The dead man comes out of the tomb still bound in the cloths in which his body had been prepared for burial, & Jesus must give additional commands to free Lazarus from his bindings. These details, too, reinforce the magnitude & nature of Jesus’ miracle. Lazarus is still held by the external markings of death, & yet he lives. The detailed description of the condition of Lazarus’ body also points ahead to the story of Jesus’ death. At Jesus’ resurrection, the placement of the burial cloths is quite different from what happens in the Lazarus story. John devotes 2 verses in chapter 20 to describe the precise location of the linen cloths in the tomb, & the Lazarus story is helpful in understanding why such a detailed description is provided. Unlike Lazarus, Jesus emerges from the tomb unfettered by the bonds of his burial. Lazarus is a dead man who lives again by virtue of the saving words & presence of Jesus. The burial cloths are another reminder of his dependence & mortality.

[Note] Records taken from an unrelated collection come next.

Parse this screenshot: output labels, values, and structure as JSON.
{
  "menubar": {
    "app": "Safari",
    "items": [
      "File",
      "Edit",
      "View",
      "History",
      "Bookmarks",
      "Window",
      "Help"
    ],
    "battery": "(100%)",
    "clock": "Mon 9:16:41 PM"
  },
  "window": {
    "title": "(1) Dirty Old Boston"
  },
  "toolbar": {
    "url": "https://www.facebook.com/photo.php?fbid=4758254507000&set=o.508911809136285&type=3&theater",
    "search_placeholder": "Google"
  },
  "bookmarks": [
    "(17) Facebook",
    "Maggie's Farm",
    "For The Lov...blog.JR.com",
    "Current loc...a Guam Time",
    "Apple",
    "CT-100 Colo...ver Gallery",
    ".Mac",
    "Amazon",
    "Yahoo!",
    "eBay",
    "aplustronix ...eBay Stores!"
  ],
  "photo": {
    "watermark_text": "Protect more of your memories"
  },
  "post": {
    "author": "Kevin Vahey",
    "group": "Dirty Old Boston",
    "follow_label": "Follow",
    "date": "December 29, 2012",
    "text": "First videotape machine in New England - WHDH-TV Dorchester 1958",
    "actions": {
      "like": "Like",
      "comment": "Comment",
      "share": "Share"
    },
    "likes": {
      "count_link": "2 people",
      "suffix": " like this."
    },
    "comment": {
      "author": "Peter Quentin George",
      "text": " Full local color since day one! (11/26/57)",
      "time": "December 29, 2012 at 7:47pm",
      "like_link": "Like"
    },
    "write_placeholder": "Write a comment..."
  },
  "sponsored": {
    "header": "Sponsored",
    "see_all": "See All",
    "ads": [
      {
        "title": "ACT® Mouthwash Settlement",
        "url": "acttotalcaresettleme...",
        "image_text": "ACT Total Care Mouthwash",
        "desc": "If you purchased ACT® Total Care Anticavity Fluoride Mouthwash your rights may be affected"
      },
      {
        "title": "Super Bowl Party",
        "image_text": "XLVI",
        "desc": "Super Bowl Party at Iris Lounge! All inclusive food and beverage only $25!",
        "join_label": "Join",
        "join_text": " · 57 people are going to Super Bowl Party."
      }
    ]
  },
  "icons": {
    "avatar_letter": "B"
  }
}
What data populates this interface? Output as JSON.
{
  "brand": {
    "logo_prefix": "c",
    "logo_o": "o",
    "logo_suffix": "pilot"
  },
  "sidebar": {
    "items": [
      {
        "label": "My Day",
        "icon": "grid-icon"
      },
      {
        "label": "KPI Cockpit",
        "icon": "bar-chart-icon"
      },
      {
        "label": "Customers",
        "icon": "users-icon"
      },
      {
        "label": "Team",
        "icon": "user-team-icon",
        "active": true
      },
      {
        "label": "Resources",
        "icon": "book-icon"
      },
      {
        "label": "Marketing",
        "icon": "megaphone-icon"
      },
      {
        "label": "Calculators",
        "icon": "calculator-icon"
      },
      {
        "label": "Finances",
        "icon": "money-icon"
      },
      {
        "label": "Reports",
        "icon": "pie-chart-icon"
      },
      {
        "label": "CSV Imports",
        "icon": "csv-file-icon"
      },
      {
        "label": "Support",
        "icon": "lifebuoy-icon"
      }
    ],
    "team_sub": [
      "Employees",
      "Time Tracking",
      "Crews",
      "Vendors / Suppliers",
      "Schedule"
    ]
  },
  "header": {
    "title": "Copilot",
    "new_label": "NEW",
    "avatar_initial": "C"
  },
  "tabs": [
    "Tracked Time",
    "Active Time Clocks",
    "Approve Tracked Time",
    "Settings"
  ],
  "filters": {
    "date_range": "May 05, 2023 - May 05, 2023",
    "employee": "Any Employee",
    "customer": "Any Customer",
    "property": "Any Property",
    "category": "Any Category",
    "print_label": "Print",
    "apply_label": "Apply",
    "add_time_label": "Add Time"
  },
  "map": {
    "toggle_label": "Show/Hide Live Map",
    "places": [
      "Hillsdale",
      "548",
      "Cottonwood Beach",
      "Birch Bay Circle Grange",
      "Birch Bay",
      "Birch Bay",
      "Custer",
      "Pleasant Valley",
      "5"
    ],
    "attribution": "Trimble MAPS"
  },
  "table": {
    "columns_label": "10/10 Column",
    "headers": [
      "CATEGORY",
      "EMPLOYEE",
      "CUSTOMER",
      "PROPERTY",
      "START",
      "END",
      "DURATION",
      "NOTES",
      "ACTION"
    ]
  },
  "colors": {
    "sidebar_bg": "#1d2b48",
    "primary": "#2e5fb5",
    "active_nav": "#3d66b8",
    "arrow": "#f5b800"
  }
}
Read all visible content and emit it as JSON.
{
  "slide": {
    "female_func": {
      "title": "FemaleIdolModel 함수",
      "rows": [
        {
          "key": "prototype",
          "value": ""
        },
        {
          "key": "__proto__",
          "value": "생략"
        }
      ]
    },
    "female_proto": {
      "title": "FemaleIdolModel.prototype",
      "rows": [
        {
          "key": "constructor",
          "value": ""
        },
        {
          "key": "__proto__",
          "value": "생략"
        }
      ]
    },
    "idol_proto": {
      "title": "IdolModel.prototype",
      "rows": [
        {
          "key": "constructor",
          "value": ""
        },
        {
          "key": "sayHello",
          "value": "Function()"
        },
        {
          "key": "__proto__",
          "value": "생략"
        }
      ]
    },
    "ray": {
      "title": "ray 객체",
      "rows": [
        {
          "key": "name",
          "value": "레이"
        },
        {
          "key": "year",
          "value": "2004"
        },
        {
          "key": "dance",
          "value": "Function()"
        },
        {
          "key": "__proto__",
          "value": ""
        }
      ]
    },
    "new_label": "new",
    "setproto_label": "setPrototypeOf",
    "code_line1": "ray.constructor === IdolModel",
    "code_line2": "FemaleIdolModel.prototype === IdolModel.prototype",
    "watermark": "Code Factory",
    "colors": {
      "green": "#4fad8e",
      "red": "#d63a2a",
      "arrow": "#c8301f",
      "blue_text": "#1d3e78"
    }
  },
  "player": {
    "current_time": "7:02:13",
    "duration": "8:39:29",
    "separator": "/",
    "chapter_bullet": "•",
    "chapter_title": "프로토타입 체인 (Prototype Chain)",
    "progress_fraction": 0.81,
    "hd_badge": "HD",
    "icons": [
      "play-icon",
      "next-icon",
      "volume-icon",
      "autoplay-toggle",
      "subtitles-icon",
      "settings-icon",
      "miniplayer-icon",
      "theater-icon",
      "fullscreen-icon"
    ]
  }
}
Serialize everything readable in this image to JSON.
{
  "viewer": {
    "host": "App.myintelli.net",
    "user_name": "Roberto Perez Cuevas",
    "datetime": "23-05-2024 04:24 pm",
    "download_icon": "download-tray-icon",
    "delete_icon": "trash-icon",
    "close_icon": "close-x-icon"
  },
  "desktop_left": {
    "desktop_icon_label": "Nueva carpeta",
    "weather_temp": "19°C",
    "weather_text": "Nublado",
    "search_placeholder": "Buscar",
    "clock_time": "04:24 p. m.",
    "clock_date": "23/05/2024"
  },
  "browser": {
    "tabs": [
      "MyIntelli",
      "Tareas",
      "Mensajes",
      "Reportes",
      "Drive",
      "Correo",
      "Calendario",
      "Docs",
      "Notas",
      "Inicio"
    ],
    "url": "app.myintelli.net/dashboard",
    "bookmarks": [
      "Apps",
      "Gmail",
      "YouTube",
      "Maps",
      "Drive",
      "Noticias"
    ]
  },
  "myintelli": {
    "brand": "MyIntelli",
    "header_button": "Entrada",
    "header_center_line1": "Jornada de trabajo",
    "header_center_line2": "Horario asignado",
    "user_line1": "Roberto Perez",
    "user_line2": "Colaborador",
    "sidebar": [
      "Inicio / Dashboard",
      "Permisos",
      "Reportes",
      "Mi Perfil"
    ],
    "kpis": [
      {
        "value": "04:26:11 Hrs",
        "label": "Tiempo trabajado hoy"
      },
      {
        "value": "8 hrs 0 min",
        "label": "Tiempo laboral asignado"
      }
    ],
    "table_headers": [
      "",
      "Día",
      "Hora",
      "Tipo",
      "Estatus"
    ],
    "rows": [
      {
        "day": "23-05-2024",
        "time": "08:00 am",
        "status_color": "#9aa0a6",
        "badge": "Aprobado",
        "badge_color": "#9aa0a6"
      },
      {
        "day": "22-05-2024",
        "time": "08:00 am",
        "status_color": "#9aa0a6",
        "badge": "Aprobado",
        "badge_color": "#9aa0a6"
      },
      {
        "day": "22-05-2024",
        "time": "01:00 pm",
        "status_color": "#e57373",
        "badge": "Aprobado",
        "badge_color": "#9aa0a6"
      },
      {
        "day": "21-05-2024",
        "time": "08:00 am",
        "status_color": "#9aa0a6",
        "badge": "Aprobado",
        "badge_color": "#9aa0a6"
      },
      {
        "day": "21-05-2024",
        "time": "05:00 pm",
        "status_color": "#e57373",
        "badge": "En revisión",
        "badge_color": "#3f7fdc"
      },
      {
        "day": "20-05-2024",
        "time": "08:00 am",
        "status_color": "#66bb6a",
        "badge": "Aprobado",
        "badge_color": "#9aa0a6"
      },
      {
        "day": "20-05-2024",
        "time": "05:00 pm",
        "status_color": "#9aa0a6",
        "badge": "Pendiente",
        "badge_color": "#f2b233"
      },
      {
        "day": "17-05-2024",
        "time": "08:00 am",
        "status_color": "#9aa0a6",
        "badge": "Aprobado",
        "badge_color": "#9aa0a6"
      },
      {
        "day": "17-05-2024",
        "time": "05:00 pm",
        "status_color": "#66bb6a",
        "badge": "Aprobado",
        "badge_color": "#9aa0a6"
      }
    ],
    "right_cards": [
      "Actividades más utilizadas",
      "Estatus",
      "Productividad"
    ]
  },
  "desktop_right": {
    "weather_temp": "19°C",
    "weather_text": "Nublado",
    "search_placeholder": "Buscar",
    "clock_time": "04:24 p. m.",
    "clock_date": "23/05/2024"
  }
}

In contrast, Jesus leaves behind all the old signs of death. Not even the clothes of death have any claim on him!
In the Lazarus story, we have a stupendous, world-shattering gift of life. A man, dead, is called out of the tomb & walks out alive! Yet this act in & of itself is not the “point” of the story. This story is not intended to inspire awe in a miracle worker, but to lead to faith in the one who gives life & in the God who makes this & all gifts possible. The story has offered many explicit pointers about how to properly interpret this miracle so that we will not be misled by surface impressions: it is for the glory of God (v. 4); that the Son of Man may be glorified through it (v. 4); if you believe, though you die, you will live (v. 25); & if you believe, you will see the glory of God (v. 40). All of Jesus’ words in anticipation of this miracle move us to look beyond the stupendous act of reviving the dead to what we can learn & experience of God through that act. As odd as it sounds, the actual raising of Lazarus is narrated as quickly as it is so that the miracle does not get in the way of the truth of the story. The truth of the story is that Jesus is the resurrection & the life. The Lazarus miracle is one vivid, dramatic embodiment of that truth, but that truth does not depend on the miracle. The truth of Jesus as the resurrection & the life rests on the glory of God that the Lazarus miracle reveals.